→ **WHAT THE TASK REQUIRES**
Search the data below for "logo"; list each line that holds it.

→ **Data records for software interfaces**
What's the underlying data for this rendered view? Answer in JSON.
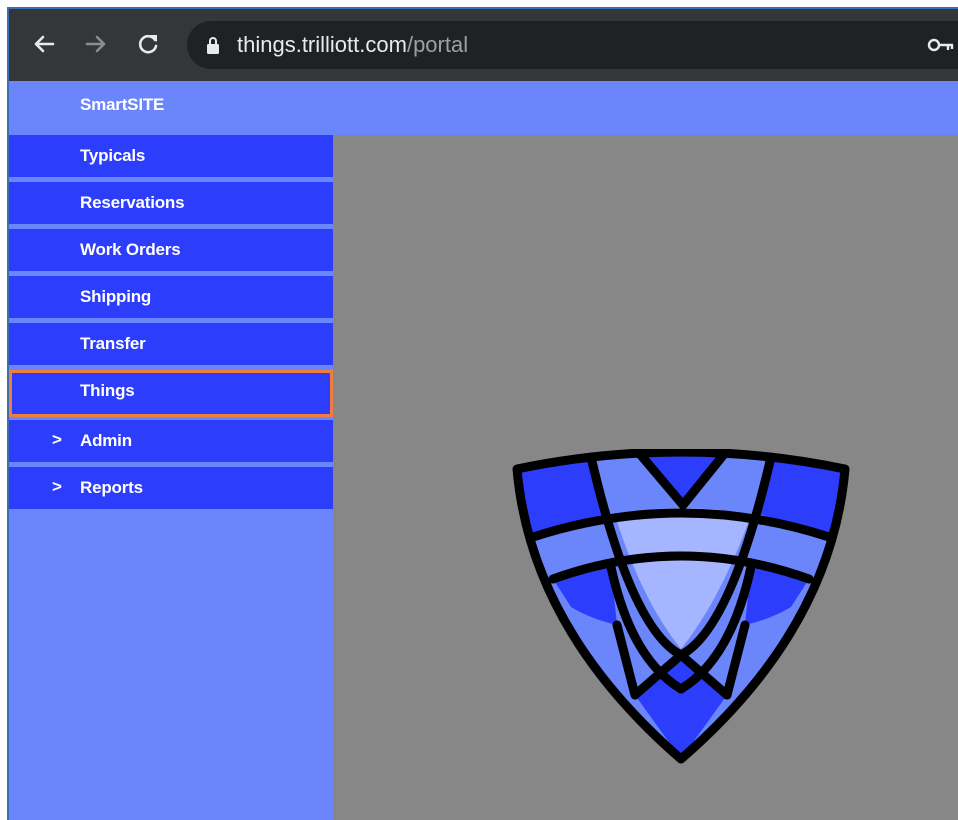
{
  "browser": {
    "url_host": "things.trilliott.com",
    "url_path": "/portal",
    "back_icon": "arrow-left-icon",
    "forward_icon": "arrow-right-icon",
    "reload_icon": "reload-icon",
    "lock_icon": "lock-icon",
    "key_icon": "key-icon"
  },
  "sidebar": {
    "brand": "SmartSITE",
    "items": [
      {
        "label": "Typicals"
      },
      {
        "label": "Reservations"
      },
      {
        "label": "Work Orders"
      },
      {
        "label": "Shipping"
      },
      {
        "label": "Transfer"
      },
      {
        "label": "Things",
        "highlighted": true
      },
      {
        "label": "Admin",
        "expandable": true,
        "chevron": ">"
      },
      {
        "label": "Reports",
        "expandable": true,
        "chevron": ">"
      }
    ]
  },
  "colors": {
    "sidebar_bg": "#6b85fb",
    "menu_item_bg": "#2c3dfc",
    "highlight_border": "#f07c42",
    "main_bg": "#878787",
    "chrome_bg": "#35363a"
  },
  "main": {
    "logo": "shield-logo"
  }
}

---

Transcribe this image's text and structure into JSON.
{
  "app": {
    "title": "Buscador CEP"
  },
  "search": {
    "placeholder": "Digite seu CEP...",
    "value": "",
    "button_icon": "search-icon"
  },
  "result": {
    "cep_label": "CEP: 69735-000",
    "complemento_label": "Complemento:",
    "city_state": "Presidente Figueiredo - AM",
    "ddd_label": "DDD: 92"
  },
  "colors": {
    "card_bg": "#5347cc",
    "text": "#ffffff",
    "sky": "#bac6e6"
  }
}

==

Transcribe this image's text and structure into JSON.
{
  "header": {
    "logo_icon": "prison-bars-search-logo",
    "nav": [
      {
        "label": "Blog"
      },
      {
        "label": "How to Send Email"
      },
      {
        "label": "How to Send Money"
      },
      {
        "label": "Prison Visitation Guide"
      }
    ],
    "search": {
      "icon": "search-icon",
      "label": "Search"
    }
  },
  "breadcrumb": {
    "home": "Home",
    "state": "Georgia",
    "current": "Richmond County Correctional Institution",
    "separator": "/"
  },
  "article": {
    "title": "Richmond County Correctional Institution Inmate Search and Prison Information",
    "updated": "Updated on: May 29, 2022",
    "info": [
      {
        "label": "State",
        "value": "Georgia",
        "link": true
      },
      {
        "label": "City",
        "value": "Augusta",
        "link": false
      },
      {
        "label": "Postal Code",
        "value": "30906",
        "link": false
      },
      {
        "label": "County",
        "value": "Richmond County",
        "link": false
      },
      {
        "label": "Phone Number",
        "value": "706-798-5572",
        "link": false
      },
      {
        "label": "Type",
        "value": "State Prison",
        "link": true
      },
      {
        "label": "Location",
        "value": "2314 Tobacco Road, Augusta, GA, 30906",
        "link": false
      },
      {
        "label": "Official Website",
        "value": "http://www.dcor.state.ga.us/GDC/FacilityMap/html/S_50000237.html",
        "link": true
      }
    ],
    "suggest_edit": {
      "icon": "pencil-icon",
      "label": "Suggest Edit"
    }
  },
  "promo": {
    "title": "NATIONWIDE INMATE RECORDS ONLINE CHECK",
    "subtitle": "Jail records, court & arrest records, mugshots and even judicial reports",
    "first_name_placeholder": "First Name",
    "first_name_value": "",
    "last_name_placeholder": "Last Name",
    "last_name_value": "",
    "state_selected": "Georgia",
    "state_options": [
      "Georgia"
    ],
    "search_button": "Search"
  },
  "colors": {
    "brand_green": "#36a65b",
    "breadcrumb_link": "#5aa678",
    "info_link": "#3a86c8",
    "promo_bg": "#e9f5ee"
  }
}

→ **EXERCISE OUTPUT**
    "logo": "shield-logo"
    "logo_icon": "prison-bars-search-logo",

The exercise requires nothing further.